Work to complete:
Determine how many lines of the data below contain "ETHUSD", then give only that number.

%%

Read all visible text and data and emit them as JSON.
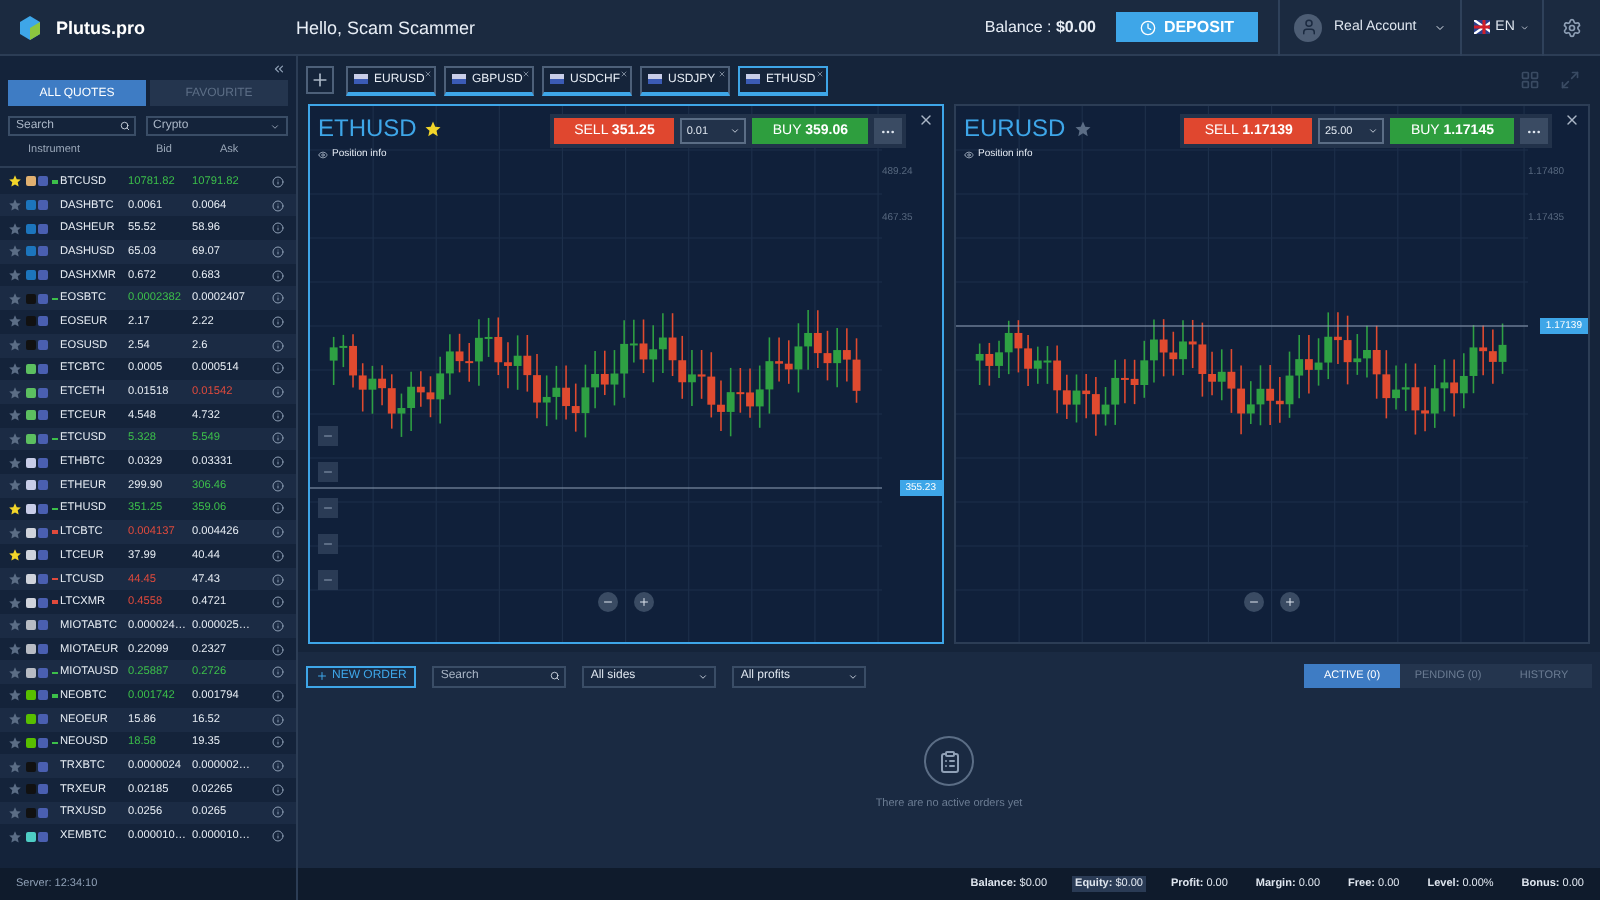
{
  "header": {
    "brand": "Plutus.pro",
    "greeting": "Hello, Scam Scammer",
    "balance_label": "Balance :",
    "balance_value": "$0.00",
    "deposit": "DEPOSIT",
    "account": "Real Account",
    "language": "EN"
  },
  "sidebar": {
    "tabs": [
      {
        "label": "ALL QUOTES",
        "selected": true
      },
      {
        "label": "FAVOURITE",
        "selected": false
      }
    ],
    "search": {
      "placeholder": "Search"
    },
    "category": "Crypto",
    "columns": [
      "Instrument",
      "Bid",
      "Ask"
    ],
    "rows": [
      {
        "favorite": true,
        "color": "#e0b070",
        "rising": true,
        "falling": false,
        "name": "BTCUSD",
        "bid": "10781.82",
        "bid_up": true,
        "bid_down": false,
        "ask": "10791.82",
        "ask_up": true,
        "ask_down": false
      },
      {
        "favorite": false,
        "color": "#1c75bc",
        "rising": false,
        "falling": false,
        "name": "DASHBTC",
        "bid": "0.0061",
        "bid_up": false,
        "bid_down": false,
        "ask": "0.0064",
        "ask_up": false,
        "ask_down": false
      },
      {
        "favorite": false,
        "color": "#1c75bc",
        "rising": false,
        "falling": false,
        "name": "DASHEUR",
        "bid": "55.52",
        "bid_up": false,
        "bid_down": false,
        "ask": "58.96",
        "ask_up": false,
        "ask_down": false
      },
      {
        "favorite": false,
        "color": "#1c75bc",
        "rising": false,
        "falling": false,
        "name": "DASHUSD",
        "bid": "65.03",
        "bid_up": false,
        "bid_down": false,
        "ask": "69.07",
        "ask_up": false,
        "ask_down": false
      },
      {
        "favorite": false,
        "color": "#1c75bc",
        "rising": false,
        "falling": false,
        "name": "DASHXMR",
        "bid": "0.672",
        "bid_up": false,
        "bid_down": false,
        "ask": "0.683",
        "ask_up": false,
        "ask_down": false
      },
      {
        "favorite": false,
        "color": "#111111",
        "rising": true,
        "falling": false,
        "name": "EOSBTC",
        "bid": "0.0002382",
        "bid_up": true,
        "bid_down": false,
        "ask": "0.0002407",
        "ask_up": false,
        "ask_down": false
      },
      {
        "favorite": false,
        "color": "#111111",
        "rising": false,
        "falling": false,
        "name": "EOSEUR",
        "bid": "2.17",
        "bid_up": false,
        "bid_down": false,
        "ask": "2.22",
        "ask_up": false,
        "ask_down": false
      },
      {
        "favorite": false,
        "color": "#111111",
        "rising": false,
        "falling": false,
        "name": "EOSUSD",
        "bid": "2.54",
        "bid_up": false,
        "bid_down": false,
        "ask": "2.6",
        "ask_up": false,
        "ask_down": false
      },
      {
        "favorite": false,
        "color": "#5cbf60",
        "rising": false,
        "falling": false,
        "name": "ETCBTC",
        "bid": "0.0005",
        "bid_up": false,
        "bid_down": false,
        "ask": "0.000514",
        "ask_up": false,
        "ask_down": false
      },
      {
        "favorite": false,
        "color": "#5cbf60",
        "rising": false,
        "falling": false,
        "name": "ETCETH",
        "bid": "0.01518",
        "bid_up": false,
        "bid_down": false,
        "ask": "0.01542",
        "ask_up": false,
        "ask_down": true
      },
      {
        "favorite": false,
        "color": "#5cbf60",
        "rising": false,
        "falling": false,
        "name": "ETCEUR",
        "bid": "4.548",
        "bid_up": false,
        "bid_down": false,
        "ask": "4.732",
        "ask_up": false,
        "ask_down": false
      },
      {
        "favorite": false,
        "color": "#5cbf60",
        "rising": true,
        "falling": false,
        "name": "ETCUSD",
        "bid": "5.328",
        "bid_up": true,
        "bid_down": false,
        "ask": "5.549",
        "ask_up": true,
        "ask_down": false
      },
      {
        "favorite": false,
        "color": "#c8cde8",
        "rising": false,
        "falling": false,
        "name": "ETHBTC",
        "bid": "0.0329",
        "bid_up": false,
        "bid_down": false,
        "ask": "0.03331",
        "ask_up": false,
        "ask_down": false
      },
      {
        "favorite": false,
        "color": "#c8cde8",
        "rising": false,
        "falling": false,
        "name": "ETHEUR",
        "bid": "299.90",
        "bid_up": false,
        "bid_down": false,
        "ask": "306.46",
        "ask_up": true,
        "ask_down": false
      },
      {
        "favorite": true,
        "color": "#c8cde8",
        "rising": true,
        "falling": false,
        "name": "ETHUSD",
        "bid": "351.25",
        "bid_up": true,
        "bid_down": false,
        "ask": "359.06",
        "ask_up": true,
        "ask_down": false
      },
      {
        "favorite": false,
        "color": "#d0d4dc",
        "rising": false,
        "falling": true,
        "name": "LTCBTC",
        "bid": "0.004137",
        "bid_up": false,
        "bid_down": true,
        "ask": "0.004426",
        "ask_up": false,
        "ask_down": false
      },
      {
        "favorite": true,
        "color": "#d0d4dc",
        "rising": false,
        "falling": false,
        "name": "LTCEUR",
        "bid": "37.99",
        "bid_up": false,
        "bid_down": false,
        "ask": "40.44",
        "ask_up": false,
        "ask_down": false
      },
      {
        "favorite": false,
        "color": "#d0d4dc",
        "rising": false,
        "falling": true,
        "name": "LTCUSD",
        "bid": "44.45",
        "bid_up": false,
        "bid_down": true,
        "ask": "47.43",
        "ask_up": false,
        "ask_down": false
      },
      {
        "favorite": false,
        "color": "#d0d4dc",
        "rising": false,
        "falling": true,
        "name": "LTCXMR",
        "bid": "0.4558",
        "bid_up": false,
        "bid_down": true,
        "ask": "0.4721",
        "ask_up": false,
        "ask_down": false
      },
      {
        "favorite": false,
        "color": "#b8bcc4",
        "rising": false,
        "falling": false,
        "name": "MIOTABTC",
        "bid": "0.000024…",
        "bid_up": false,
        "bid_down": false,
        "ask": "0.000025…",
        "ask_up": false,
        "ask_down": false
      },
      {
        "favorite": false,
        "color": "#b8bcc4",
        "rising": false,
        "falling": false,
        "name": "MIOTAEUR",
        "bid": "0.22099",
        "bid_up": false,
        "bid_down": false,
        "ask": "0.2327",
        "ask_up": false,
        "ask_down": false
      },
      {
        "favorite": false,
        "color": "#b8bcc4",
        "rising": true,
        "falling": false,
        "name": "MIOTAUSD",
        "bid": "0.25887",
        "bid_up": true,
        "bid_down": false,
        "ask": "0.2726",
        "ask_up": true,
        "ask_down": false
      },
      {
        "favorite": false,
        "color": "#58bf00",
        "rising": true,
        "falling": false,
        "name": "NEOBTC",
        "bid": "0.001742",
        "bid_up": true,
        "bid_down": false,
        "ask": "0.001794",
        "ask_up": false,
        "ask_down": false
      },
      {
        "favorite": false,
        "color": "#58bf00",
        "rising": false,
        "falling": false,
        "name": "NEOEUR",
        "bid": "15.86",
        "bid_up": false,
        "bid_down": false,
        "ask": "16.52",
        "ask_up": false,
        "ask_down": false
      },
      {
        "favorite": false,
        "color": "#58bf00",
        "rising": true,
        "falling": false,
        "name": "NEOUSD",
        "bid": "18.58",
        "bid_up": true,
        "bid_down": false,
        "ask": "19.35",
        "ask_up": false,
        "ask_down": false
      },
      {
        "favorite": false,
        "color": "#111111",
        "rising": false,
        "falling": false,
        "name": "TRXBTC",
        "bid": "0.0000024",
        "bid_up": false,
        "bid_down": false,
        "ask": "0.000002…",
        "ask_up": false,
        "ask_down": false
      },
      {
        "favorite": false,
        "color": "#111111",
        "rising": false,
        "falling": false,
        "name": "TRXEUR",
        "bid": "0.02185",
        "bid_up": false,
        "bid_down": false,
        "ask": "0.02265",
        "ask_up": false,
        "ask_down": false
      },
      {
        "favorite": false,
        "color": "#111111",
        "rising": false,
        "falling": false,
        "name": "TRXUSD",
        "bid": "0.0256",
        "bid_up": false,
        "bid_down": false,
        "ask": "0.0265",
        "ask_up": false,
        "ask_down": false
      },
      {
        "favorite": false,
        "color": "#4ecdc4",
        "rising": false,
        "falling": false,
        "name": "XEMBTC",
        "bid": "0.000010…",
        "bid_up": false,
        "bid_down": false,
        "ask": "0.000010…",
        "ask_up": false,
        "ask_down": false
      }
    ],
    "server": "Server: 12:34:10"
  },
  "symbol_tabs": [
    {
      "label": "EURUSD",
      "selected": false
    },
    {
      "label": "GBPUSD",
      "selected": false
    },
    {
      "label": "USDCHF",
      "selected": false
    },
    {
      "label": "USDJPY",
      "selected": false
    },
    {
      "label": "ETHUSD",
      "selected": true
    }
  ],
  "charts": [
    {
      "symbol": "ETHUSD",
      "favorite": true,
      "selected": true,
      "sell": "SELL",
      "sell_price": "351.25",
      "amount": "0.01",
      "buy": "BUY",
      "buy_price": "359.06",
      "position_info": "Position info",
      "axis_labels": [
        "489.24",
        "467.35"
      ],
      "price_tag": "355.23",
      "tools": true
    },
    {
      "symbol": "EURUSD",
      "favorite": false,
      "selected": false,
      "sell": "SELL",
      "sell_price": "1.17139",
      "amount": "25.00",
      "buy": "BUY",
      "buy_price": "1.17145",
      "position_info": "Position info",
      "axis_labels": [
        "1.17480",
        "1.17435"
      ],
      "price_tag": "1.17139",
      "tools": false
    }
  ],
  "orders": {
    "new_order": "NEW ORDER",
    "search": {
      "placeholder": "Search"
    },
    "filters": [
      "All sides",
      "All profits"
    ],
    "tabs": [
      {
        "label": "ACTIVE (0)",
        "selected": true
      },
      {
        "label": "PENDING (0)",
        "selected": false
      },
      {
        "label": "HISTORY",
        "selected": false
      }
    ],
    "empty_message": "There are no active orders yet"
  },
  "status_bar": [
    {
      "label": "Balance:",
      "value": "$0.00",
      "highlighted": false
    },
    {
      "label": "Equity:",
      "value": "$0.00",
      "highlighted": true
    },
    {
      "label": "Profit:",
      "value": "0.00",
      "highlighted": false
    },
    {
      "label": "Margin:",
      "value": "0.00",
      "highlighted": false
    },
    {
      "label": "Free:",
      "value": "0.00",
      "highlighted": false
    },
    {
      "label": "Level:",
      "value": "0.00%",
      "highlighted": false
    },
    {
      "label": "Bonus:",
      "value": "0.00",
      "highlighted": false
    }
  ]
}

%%

Result below:
3